For many American households, the recession was a time to pay off debt and get their finances in order—whether they wanted to or not. But according to the latest data from the Federal Reserve’s Flow of Funds (PDF), Americans are taking on debt once again. The difference is that this time we’re borrowing to finance new cars, college tuition, and other consumer goods.
As the figure above shows, American household debt peaked in 2007 and has since fallen 15 percent. Home mortgage debt accounted for much of the decline—it’s dropped 22 percent since 2007. Consumer debt, on the other hand, has continued to increase and just reached an all-time high of $3.2 trillion.
Americans have added about $100 billion of student debt a year to their balance sheets since 2008. Credit cards and auto loans have also come roaring back, particularly auto loans. The amount of outstanding auto debt is the highest it’s ever been.
Auto and credit card debt, while overall much smaller than student or mortgage loans, is in some ways more risky. Student loans and mortgage debt both finance an asset that’s expected to increase in value. A mortgage finances real estate, which has good odds of increasing in value or, at least, holding your housing costs stable for 30 years. Student debt is an investment in future earnings. There’s no guarantee, but the odds are if you finish college, your salary will, over time, recoup your investment. So while the explosion in student debt and the rising delinquency rate are troubling, at least some of the debt can be justified: It’s a leveraged investment that has a decent chance of paying off.

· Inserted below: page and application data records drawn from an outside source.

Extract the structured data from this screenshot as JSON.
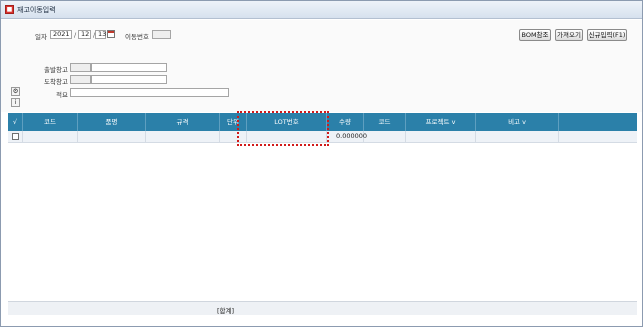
{
  "window": {
    "title": "재고이동입력",
    "icon": "app-window-icon"
  },
  "form": {
    "date_label": "일자",
    "year": "2021",
    "month": "12",
    "day": "13",
    "date_sep": "/",
    "move_no_label": "이동번호",
    "move_no_value": "",
    "from_warehouse_label": "출발창고",
    "from_warehouse_code": "",
    "from_warehouse_name": "",
    "to_warehouse_label": "도착창고",
    "to_warehouse_code": "",
    "to_warehouse_name": "",
    "remark_label": "적요",
    "remark_value": ""
  },
  "toolbar": {
    "bom_label": "BOM참조",
    "fetch_label": "가져오기",
    "new_label": "신규입력(F1)"
  },
  "side": {
    "settings_icon": "gear-icon",
    "info_icon": "info-icon"
  },
  "grid": {
    "headers": [
      "√",
      "코드",
      "품명",
      "규격",
      "단위",
      "LOT번호",
      "수량",
      "코드",
      "프로젝트 v",
      "비고 v",
      ""
    ],
    "rows": [
      {
        "check": "",
        "code": "",
        "name": "",
        "spec": "",
        "unit": "",
        "lot": "",
        "qty": "0.000000",
        "code2": "",
        "project": "",
        "memo": ""
      }
    ]
  },
  "footer": {
    "total_label": "[합계]"
  },
  "colors": {
    "header_bg": "#2b80a9",
    "highlight": "#d11a1a"
  }
}
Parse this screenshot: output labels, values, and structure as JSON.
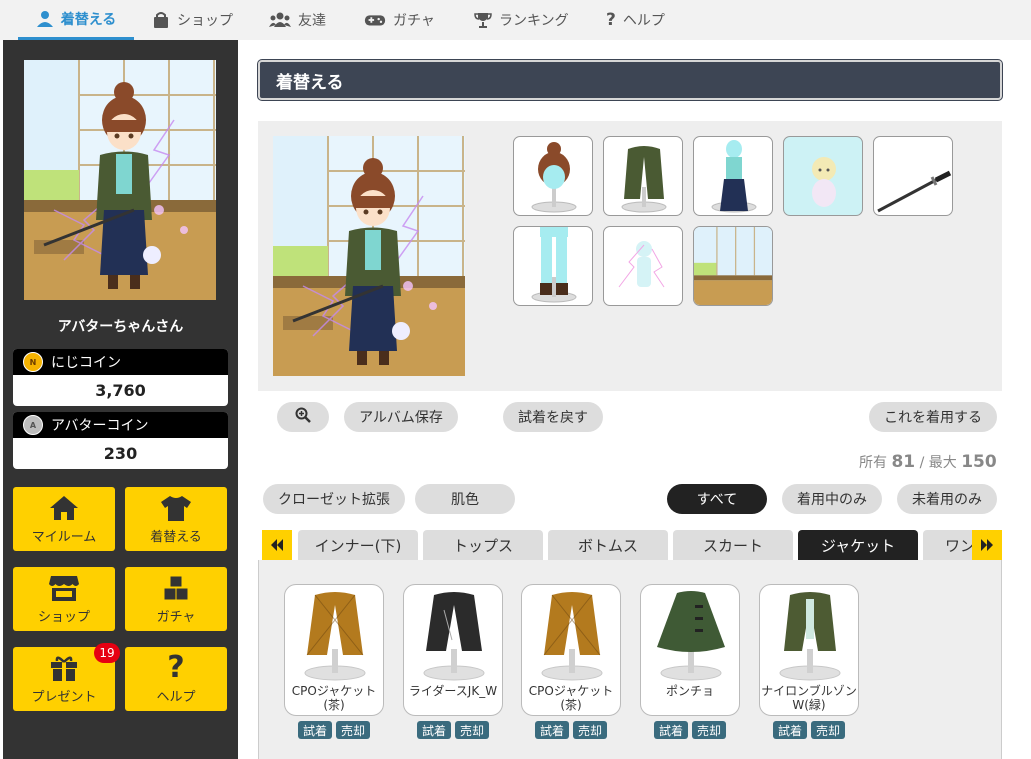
{
  "nav": [
    {
      "label": "着替える",
      "icon": "user-icon"
    },
    {
      "label": "ショップ",
      "icon": "bag-icon"
    },
    {
      "label": "友達",
      "icon": "friends-icon"
    },
    {
      "label": "ガチャ",
      "icon": "gamepad-icon"
    },
    {
      "label": "ランキング",
      "icon": "trophy-icon"
    },
    {
      "label": "ヘルプ",
      "icon": "question-icon"
    }
  ],
  "sidebar": {
    "user_name": "アバターちゃんさん",
    "coins": [
      {
        "label": "にじコイン",
        "value": "3,760",
        "badge": "nijicoin-icon",
        "color": "#f5b301"
      },
      {
        "label": "アバターコイン",
        "value": "230",
        "badge": "avatarcoin-icon",
        "color": "#bdbdbd"
      }
    ],
    "buttons": [
      {
        "label": "マイルーム",
        "icon": "home-icon"
      },
      {
        "label": "着替える",
        "icon": "tshirt-icon"
      },
      {
        "label": "ショップ",
        "icon": "shop-icon"
      },
      {
        "label": "ガチャ",
        "icon": "boxes-icon"
      },
      {
        "label": "プレゼント",
        "icon": "gift-icon"
      },
      {
        "label": "ヘルプ",
        "icon": "question-icon"
      }
    ],
    "present_badge": "19"
  },
  "page_title": "着替える",
  "equipped_thumbs": [
    "hair",
    "jacket",
    "hakama",
    "pet",
    "sword",
    "pants-boots",
    "effect",
    "background"
  ],
  "actions": {
    "zoom_label": "",
    "album_save": "アルバム保存",
    "undo_tryon": "試着を戻す",
    "wear_this": "これを着用する"
  },
  "owned": {
    "owned_label": "所有",
    "owned_count": "81",
    "separator": "/",
    "max_label": "最大",
    "max_count": "150"
  },
  "filters": {
    "closet_expand": "クローゼット拡張",
    "skin_color": "肌色",
    "all": "すべて",
    "wearing": "着用中のみ",
    "not_wearing": "未着用のみ"
  },
  "tabs": [
    "インナー(下)",
    "トップス",
    "ボトムス",
    "スカート",
    "ジャケット",
    "ワンピ"
  ],
  "active_tab": "ジャケット",
  "items": [
    {
      "name": "CPOジャケット(茶)",
      "color": "#b37a1e",
      "try": "試着",
      "sell": "売却"
    },
    {
      "name": "ライダースJK_W",
      "color": "#2b2b2b",
      "try": "試着",
      "sell": "売却"
    },
    {
      "name": "CPOジャケット(茶)",
      "color": "#b37a1e",
      "try": "試着",
      "sell": "売却"
    },
    {
      "name": "ポンチョ",
      "color": "#3f5a35",
      "try": "試着",
      "sell": "売却"
    },
    {
      "name": "ナイロンブルゾンW(緑)",
      "color": "#4d5b33",
      "try": "試着",
      "sell": "売却"
    }
  ],
  "colors": {
    "accent": "#ffd000",
    "nav_active": "#2e8fce",
    "header": "#3d4554",
    "sidebar": "#333333",
    "item_button": "#3a6b7e"
  }
}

That’s often not the case for auto loans and goods bought with a credit card. A reliable car may be a necessary expense for some, but as an asset it’s guaranteed to depreciate. Beyond safety and reliability, there’s little investment value in buying a new car.
It seems the increase in auto spending wasn’t driven solely by Americans buying the cheapest, safest car they could find. According to the Bureau of Economic Analysis, spending on cars has increased 35 percent since the recession, almost all on new cars. Spending on repairs and net used cars has barely budged. The surge in new-car buying is partially because households that cut back on big-ticket items during the recession are spending again. But the fact that spending seems to be coming at the expense of more debt suggests Americans are putting themselves in a riskier financial position. They may have less debt overall, but an increasing share of that debt finances consumption that only declines in value.
Consumption per capita has been rising since the recession, despite stagnant income. This may revive demand for now, but the financial crisis showed that consumption, financed by debt, is not the path to resilient growth.